About this task:
Below are entries to return in full. Keep each one exact.

** Source material follows **

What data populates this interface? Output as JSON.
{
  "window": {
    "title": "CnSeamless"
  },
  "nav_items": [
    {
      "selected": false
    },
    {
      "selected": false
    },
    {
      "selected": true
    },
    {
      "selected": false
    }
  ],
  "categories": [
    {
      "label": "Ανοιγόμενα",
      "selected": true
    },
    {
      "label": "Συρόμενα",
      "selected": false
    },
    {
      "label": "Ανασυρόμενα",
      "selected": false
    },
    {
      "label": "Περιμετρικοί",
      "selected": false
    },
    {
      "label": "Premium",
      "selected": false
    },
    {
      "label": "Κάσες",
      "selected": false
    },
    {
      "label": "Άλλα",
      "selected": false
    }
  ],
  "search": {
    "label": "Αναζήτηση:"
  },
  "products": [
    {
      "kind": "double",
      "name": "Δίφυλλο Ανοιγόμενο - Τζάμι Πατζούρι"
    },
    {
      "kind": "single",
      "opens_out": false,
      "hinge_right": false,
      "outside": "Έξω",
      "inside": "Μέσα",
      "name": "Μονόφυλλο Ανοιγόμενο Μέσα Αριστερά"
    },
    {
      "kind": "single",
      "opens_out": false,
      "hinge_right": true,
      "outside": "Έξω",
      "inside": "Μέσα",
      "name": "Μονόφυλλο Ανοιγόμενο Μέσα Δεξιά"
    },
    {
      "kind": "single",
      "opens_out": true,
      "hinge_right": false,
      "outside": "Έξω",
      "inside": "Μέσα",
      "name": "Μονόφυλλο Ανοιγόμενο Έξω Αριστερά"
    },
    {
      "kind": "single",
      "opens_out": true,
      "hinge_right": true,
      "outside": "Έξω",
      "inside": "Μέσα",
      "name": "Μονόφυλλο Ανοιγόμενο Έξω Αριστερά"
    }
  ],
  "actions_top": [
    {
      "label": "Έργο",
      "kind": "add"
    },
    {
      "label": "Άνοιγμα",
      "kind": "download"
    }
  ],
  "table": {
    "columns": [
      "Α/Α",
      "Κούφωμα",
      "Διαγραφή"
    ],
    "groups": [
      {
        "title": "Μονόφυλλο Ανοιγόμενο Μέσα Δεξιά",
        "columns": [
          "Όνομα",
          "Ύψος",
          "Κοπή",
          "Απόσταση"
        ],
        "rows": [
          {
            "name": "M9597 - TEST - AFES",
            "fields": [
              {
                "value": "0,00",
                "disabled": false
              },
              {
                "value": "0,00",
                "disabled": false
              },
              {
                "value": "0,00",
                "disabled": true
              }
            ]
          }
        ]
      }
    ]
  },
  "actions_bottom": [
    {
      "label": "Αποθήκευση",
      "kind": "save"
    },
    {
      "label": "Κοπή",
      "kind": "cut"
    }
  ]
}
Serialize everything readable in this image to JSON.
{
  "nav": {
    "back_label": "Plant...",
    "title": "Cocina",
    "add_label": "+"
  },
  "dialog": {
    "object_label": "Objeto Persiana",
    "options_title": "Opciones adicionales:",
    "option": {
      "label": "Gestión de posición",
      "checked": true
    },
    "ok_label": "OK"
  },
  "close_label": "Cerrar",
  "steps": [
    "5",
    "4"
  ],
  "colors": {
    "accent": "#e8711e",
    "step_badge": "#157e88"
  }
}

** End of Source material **

Written solution:
What data populates this interface? Output as JSON.
{
  "window": {
    "title": "CnSeamless"
  },
  "nav_items": [
    {
      "selected": false
    },
    {
      "selected": false
    },
    {
      "selected": true
    },
    {
      "selected": false
    }
  ],
  "categories": [
    {
      "label": "Ανοιγόμενα",
      "selected": true
    },
    {
      "label": "Συρόμενα",
      "selected": false
    },
    {
      "label": "Ανασυρόμενα",
      "selected": false
    },
    {
      "label": "Περιμετρικοί",
      "selected": false
    },
    {
      "label": "Premium",
      "selected": false
    },
    {
      "label": "Κάσες",
      "selected": false
    },
    {
      "label": "Άλλα",
      "selected": false
    }
  ],
  "search": {
    "label": "Αναζήτηση:"
  },
  "products": [
    {
      "kind": "double",
      "name": "Δίφυλλο Ανοιγόμενο - Τζάμι Πατζούρι"
    },
    {
      "kind": "single",
      "opens_out": false,
      "hinge_right": false,
      "outside": "Έξω",
      "inside": "Μέσα",
      "name": "Μονόφυλλο Ανοιγόμενο Μέσα Αριστερά"
    },
    {
      "kind": "single",
      "opens_out": false,
      "hinge_right": true,
      "outside": "Έξω",
      "inside": "Μέσα",
      "name": "Μονόφυλλο Ανοιγόμενο Μέσα Δεξιά"
    },
    {
      "kind": "single",
      "opens_out": true,
      "hinge_right": false,
      "outside": "Έξω",
      "inside": "Μέσα",
      "name": "Μονόφυλλο Ανοιγόμενο Έξω Αριστερά"
    },
    {
      "kind": "single",
      "opens_out": true,
      "hinge_right": true,
      "outside": "Έξω",
      "inside": "Μέσα",
      "name": "Μονόφυλλο Ανοιγόμενο Έξω Αριστερά"
    }
  ],
  "actions_top": [
    {
      "label": "Έργο",
      "kind": "add"
    },
    {
      "label": "Άνοιγμα",
      "kind": "download"
    }
  ],
  "table": {
    "columns": [
      "Α/Α",
      "Κούφωμα",
      "Διαγραφή"
    ],
    "groups": [
      {
        "title": "Μονόφυλλο Ανοιγόμενο Μέσα Δεξιά",
        "columns": [
          "Όνομα",
          "Ύψος",
          "Κοπή",
          "Απόσταση"
        ],
        "rows": [
          {
            "name": "M9597 - TEST - AFES",
            "fields": [
              {
                "value": "0,00",
                "disabled": false
              },
              {
                "value": "0,00",
                "disabled": false
              },
              {
                "value": "0,00",
                "disabled": true
              }
            ]
          }
        ]
      }
    ]
  },
  "actions_bottom": [
    {
      "label": "Αποθήκευση",
      "kind": "save"
    },
    {
      "label": "Κοπή",
      "kind": "cut"
    }
  ]
}
Serialize everything readable in this image to JSON.
{
  "nav": {
    "back_label": "Plant...",
    "title": "Cocina",
    "add_label": "+"
  },
  "dialog": {
    "object_label": "Objeto Persiana",
    "options_title": "Opciones adicionales:",
    "option": {
      "label": "Gestión de posición",
      "checked": true
    },
    "ok_label": "OK"
  },
  "close_label": "Cerrar",
  "steps": [
    "5",
    "4"
  ],
  "colors": {
    "accent": "#e8711e",
    "step_badge": "#157e88"
  }
}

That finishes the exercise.